They gave me nothing, they took nothing.
They were sad and beautiful,
and still they are sad and beautiful,
and I love them now as much as
before no less no more



Apex


APEX

Sauropod raking and hoovering
delectibles from the lakebed
making waves

Ceratops snipping sappy timbers
like copper cables – the sound
like a wrecked galleon’s
masts cracking, knees popping.

Flatting Ptero knee-deep
draws hissing fry up
by the shoal. Sifts ’em dry.
Gullets ’em.
Would preen if it could.

And downwind, rapt by design,
two tri-talon feet
march in silent place
waiting for the light to change,
waiting for the go.

For more “Paleo-Poems” go to:

http://www.nealromanek.com/category/poetry/paleo-poems/

Daedalus with One Wing

DAEDALUS WITH ONE WING

Wise Daedalus – with only one wing done –
fled before a mob
determined to string him up
and pinata the hell out of the man.
Running for his life,
he donned the single wing and,
triple-jumping to the cliff’s edge,
launched himself,
leaving the killers marooned.

As he made into the open air,
wing outstetched on one side,
inadequate flapping hand
on the other,

he well knew that all
the weight of science and reason
would not support him.

CSI: Hell Creek

CSI: HELL CREEK

Cracked bones – long shanks – emerge from rust-strapped earth
like a revelation by Nemesis,
recalling hasty-covered violence.

Who witnessed the killer
slamming home through the ribcage,
shoveling the four tonne turkey
up and over
bloody tumbling
talons kicking sky
meat-cleaving jaw clashing a sirocco agony?

Who saw the killer figure eight its horns
loosening the armored neck,
for a locomotive coup de grace?


For more “Paleo-Poems” go to:

http://www.nealromanek.com/category/poetry/paleo-poems/

Ode To The Primordial Sea

This sea at the shore of seas,
Where other seas begin,
Where is conceived the great Pangaea of seas.

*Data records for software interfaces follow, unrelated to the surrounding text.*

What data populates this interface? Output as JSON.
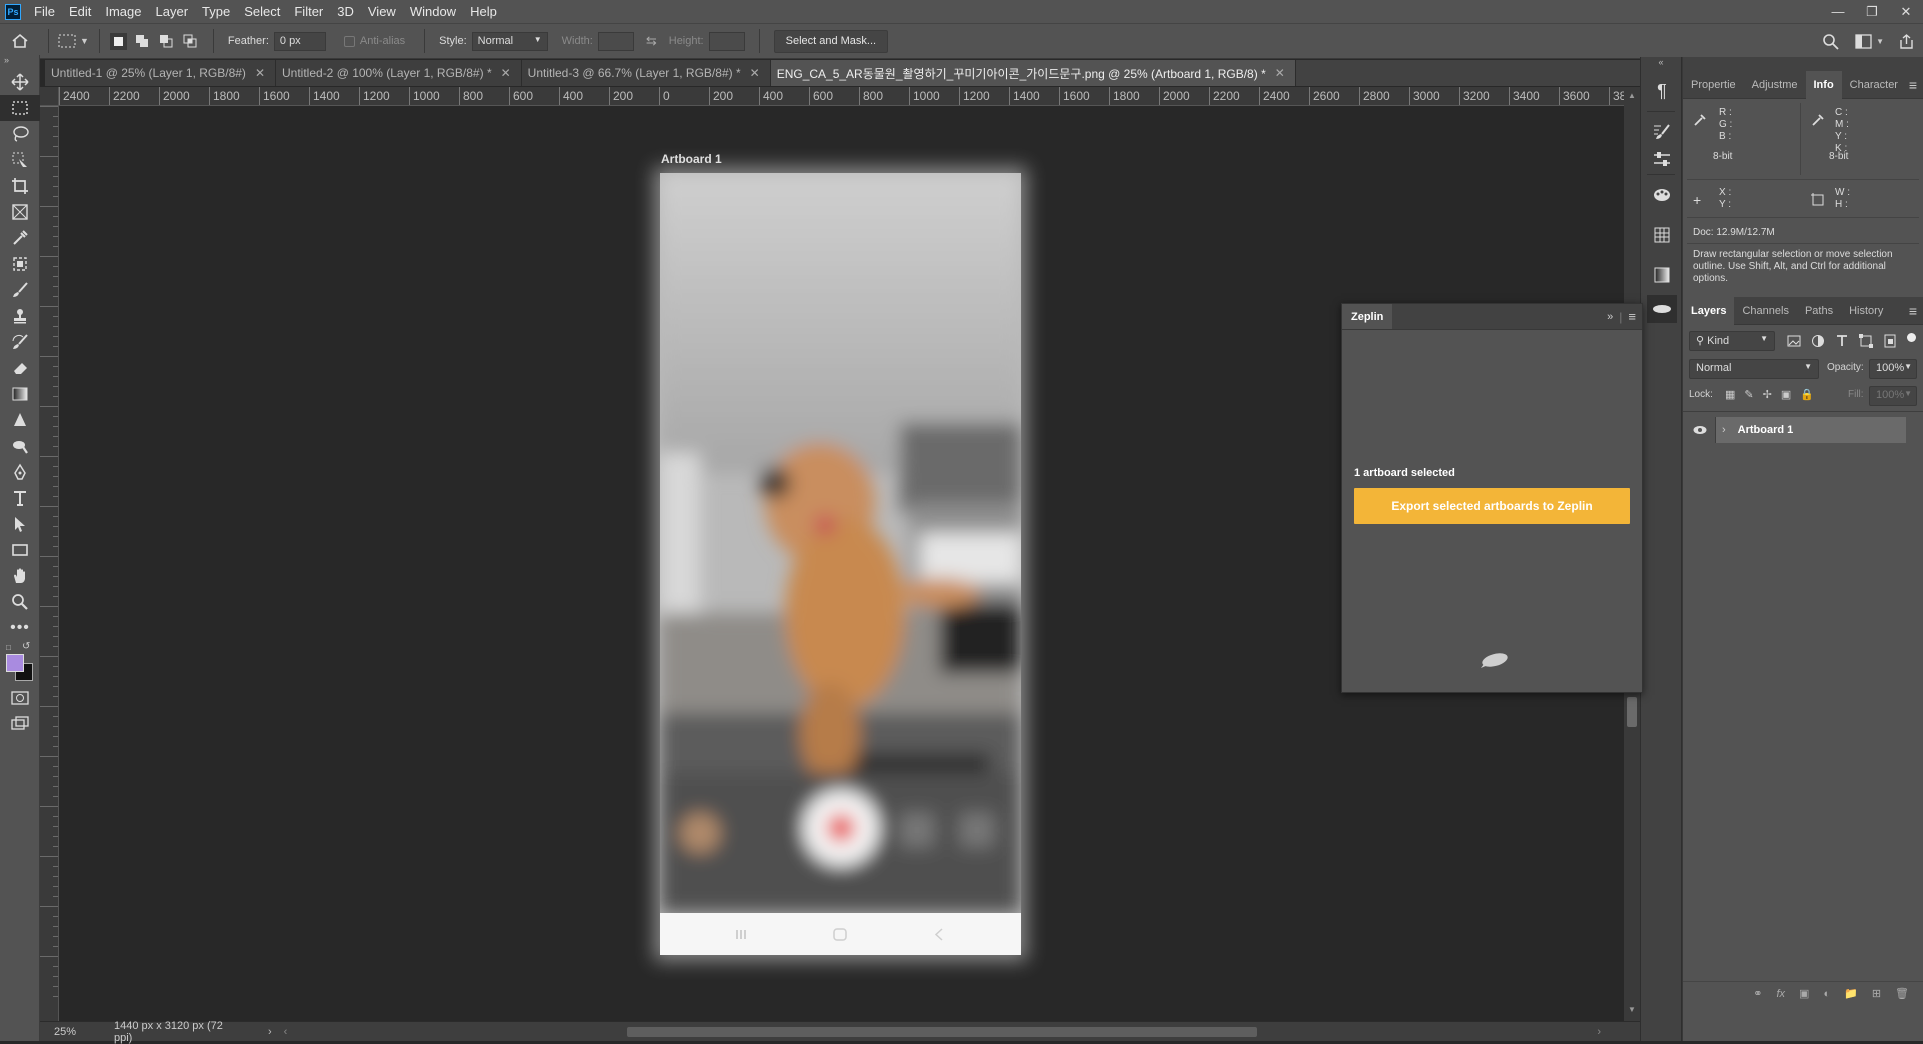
{
  "menubar": {
    "app_icon": "Ps",
    "items": [
      "File",
      "Edit",
      "Image",
      "Layer",
      "Type",
      "Select",
      "Filter",
      "3D",
      "View",
      "Window",
      "Help"
    ],
    "window_controls": [
      "minimize-icon",
      "restore-icon",
      "close-icon"
    ]
  },
  "options": {
    "feather_label": "Feather:",
    "feather_value": "0 px",
    "antialias_label": "Anti-alias",
    "style_label": "Style:",
    "style_value": "Normal",
    "width_label": "Width:",
    "height_label": "Height:",
    "select_mask": "Select and Mask..."
  },
  "tabs": [
    {
      "label": "Untitled-1 @ 25% (Layer 1, RGB/8#)",
      "active": false
    },
    {
      "label": "Untitled-2 @ 100% (Layer 1, RGB/8#) *",
      "active": false
    },
    {
      "label": "Untitled-3 @ 66.7% (Layer 1, RGB/8#) *",
      "active": false
    },
    {
      "label": "ENG_CA_5_AR동물원_촬영하기_꾸미기아이콘_가이드문구.png @ 25% (Artboard 1, RGB/8) *",
      "active": true
    }
  ],
  "ruler_h": [
    "2400",
    "2200",
    "2000",
    "1800",
    "1600",
    "1400",
    "1200",
    "1000",
    "800",
    "600",
    "400",
    "200",
    "0",
    "200",
    "400",
    "600",
    "800",
    "1000",
    "1200",
    "1400",
    "1600",
    "1800",
    "2000",
    "2200",
    "2400",
    "2600",
    "2800",
    "3000",
    "3200",
    "3400",
    "3600",
    "38"
  ],
  "canvas": {
    "artboard_title": "Artboard 1"
  },
  "status": {
    "zoom": "25%",
    "doc_size": "1440 px x 3120 px (72 ppi)"
  },
  "right_tabs_top": [
    {
      "label": "Propertie",
      "active": false
    },
    {
      "label": "Adjustme",
      "active": false
    },
    {
      "label": "Info",
      "active": true
    },
    {
      "label": "Character",
      "active": false
    }
  ],
  "info": {
    "rgb_labels": [
      "R :",
      "G :",
      "B :"
    ],
    "cmyk_labels": [
      "C :",
      "M :",
      "Y :",
      "K :"
    ],
    "bit_left": "8-bit",
    "bit_right": "8-bit",
    "xy_labels": [
      "X :",
      "Y :"
    ],
    "wh_labels": [
      "W :",
      "H :"
    ],
    "doc": "Doc: 12.9M/12.7M",
    "hint": "Draw rectangular selection or move selection outline.  Use Shift, Alt, and Ctrl for additional options."
  },
  "right_tabs_bottom": [
    {
      "label": "Layers",
      "active": true
    },
    {
      "label": "Channels",
      "active": false
    },
    {
      "label": "Paths",
      "active": false
    },
    {
      "label": "History",
      "active": false
    }
  ],
  "layers": {
    "kind": "Kind",
    "blend": "Normal",
    "opacity_label": "Opacity:",
    "opacity": "100%",
    "lock_label": "Lock:",
    "fill_label": "Fill:",
    "fill": "100%",
    "items": [
      {
        "name": "Artboard 1"
      }
    ]
  },
  "zeplin": {
    "title": "Zeplin",
    "selected_text": "1 artboard selected",
    "export_label": "Export selected artboards to Zeplin",
    "accent": "#f3b538"
  },
  "colors": {
    "foreground": "#a98be0",
    "background": "#111111"
  }
}
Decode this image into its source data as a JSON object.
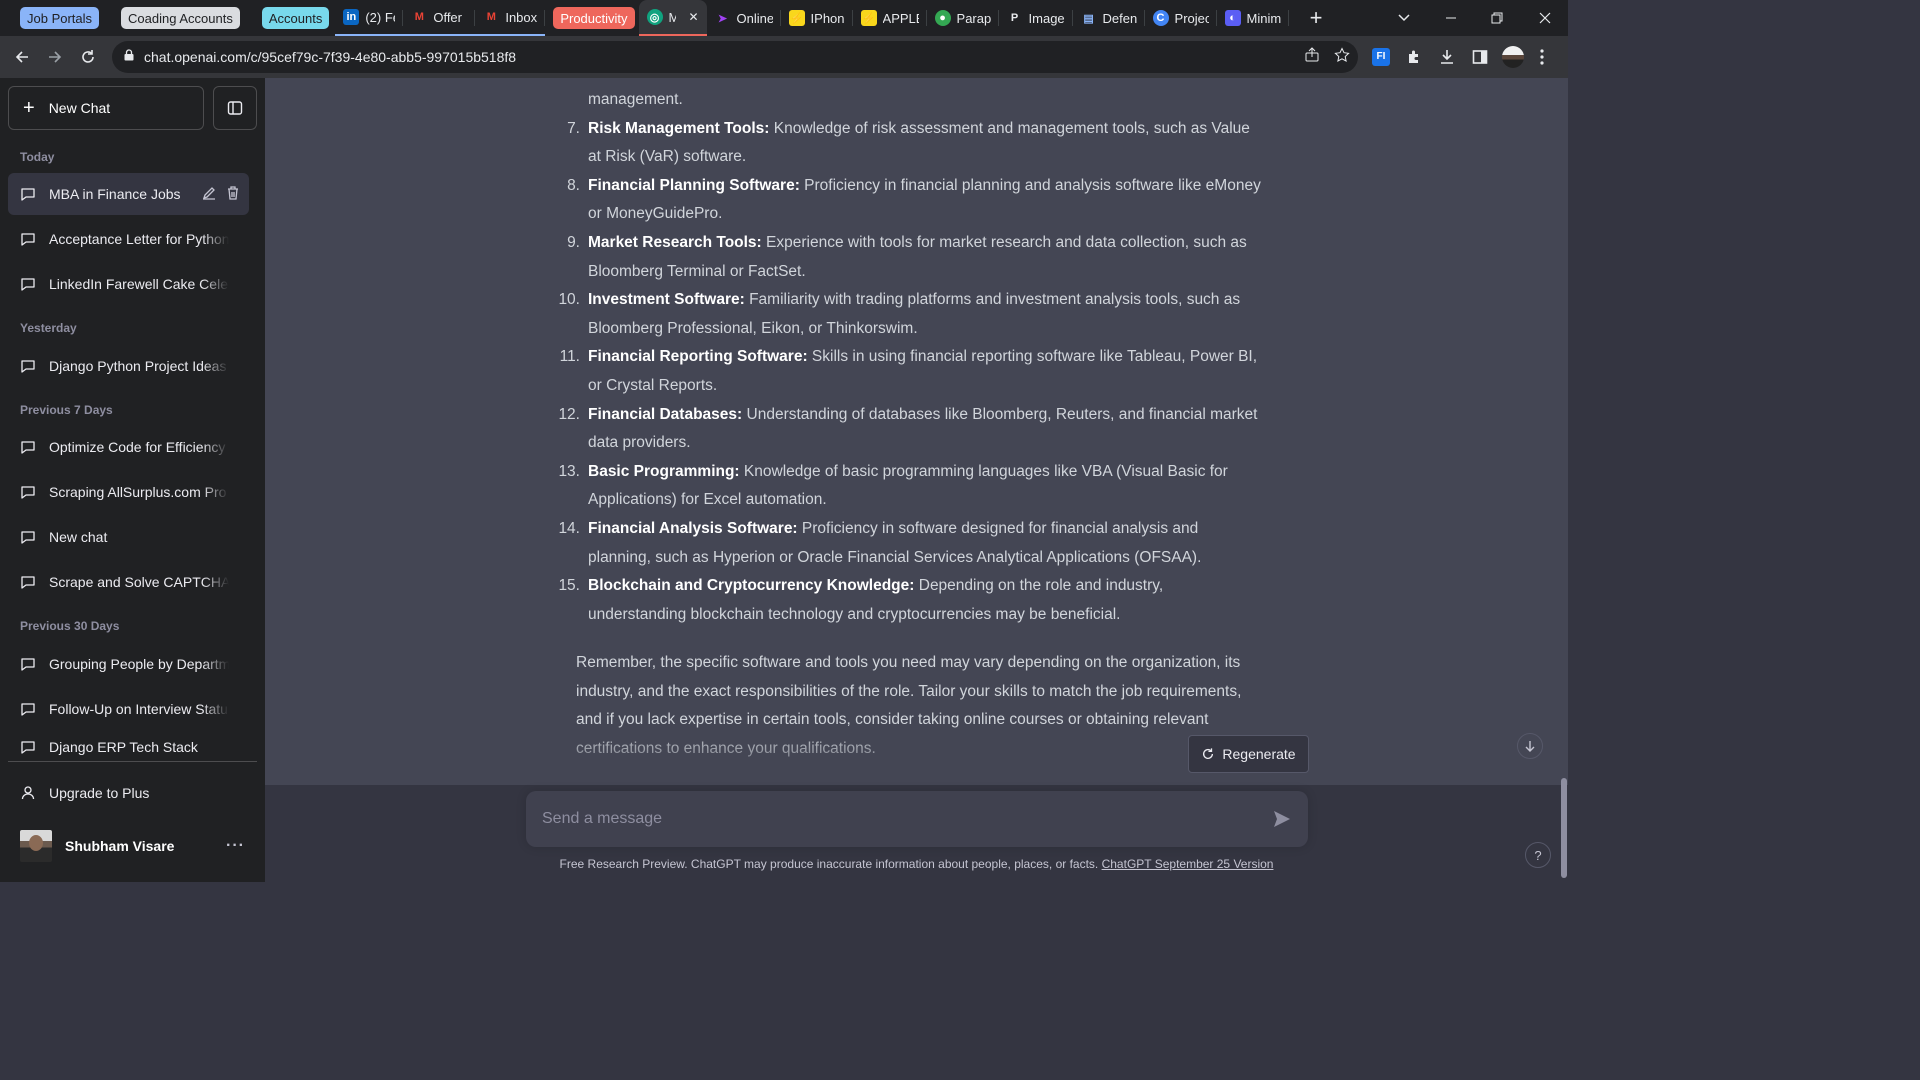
{
  "browser": {
    "tab_groups": [
      {
        "label": "Job Portals",
        "color": "#8ab4f8"
      },
      {
        "label": "Coading Accounts",
        "color": "#dadce0"
      },
      {
        "label": "Accounts",
        "color": "#78d9ec"
      },
      {
        "label": "Productivity",
        "color": "#ee675c"
      }
    ],
    "tabs": [
      {
        "title": "(2) Fe",
        "icon": "linkedin-icon"
      },
      {
        "title": "Offer",
        "icon": "gmail-icon"
      },
      {
        "title": "Inbox",
        "icon": "gmail-icon"
      },
      {
        "title": "M",
        "icon": "chatgpt-icon",
        "close": "✕"
      },
      {
        "title": "Online",
        "icon": "app-icon"
      },
      {
        "title": "IPhon",
        "icon": "flash-icon"
      },
      {
        "title": "APPLE",
        "icon": "flash-icon"
      },
      {
        "title": "Parap",
        "icon": "paraphrase-icon"
      },
      {
        "title": "Image",
        "icon": "p-icon"
      },
      {
        "title": "Defen",
        "icon": "doc-icon"
      },
      {
        "title": "Projec",
        "icon": "c-icon"
      },
      {
        "title": "Minim",
        "icon": "app-icon"
      }
    ],
    "new_tab": "+",
    "url": "chat.openai.com/c/95cef79c-7f39-4e80-abb5-997015b518f8"
  },
  "sidebar": {
    "new_chat_label": "New Chat",
    "sections": [
      {
        "title": "Today",
        "items": [
          "MBA in Finance Jobs",
          "Acceptance Letter for Python",
          "LinkedIn Farewell Cake Celeb"
        ]
      },
      {
        "title": "Yesterday",
        "items": [
          "Django Python Project Ideas"
        ]
      },
      {
        "title": "Previous 7 Days",
        "items": [
          "Optimize Code for Efficiency",
          "Scraping AllSurplus.com Pro",
          "New chat",
          "Scrape and Solve CAPTCHA"
        ]
      },
      {
        "title": "Previous 30 Days",
        "items": [
          "Grouping People by Departm",
          "Follow-Up on Interview Statu",
          "Django ERP Tech Stack"
        ]
      }
    ],
    "upgrade_label": "Upgrade to Plus",
    "user_name": "Shubham Visare",
    "more": "···"
  },
  "conversation": {
    "top_fragment": "management.",
    "items": [
      {
        "num": "7.",
        "bold": "Risk Management Tools:",
        "text": " Knowledge of risk assessment and management tools, such as Value at Risk (VaR) software."
      },
      {
        "num": "8.",
        "bold": "Financial Planning Software:",
        "text": " Proficiency in financial planning and analysis software like eMoney or MoneyGuidePro."
      },
      {
        "num": "9.",
        "bold": "Market Research Tools:",
        "text": " Experience with tools for market research and data collection, such as Bloomberg Terminal or FactSet."
      },
      {
        "num": "10.",
        "bold": "Investment Software:",
        "text": " Familiarity with trading platforms and investment analysis tools, such as Bloomberg Professional, Eikon, or Thinkorswim."
      },
      {
        "num": "11.",
        "bold": "Financial Reporting Software:",
        "text": " Skills in using financial reporting software like Tableau, Power BI, or Crystal Reports."
      },
      {
        "num": "12.",
        "bold": "Financial Databases:",
        "text": " Understanding of databases like Bloomberg, Reuters, and financial market data providers."
      },
      {
        "num": "13.",
        "bold": "Basic Programming:",
        "text": " Knowledge of basic programming languages like VBA (Visual Basic for Applications) for Excel automation."
      },
      {
        "num": "14.",
        "bold": "Financial Analysis Software:",
        "text": " Proficiency in software designed for financial analysis and planning, such as Hyperion or Oracle Financial Services Analytical Applications (OFSAA)."
      },
      {
        "num": "15.",
        "bold": "Blockchain and Cryptocurrency Knowledge:",
        "text": " Depending on the role and industry, understanding blockchain technology and cryptocurrencies may be beneficial."
      }
    ],
    "closing": "Remember, the specific software and tools you need may vary depending on the organization, its industry, and the exact responsibilities of the role. Tailor your skills to match the job requirements, and if you lack expertise in certain tools, consider taking online courses or obtaining relevant certifications to enhance your qualifications."
  },
  "composer": {
    "regenerate_label": "Regenerate",
    "placeholder": "Send a message",
    "footer_text": "Free Research Preview. ChatGPT may produce inaccurate information about people, places, or facts. ",
    "footer_link": "ChatGPT September 25 Version",
    "help": "?"
  }
}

Panthalassa!
that stretch three quarters of the way into the future,

This sea,
pubescent,
Horny and tempestuous
And desiring increase at every level,
Ingenious and bursting at the seams,
Throwing up all kinds of mad ideas,
Shimmying, shimmering with milky life,
Not yet self-conscious, unshy,
reckless
Grand-roiling stinking-green and then some,

What joyful
possibilities and probabilities
You had, before rhythm and the seasons
And the practice of five hundred million years
And filling the forms
And seeking your own level
And overthinking it

Brought you to
that staid middle age
In which the best trick
You can conjure
Is a mere blue whale.

12 Poems Of Joy - XII

XII

There is a kind and like-minded thing that lies beside you while you sleep.

read all 12 Poems Of Joy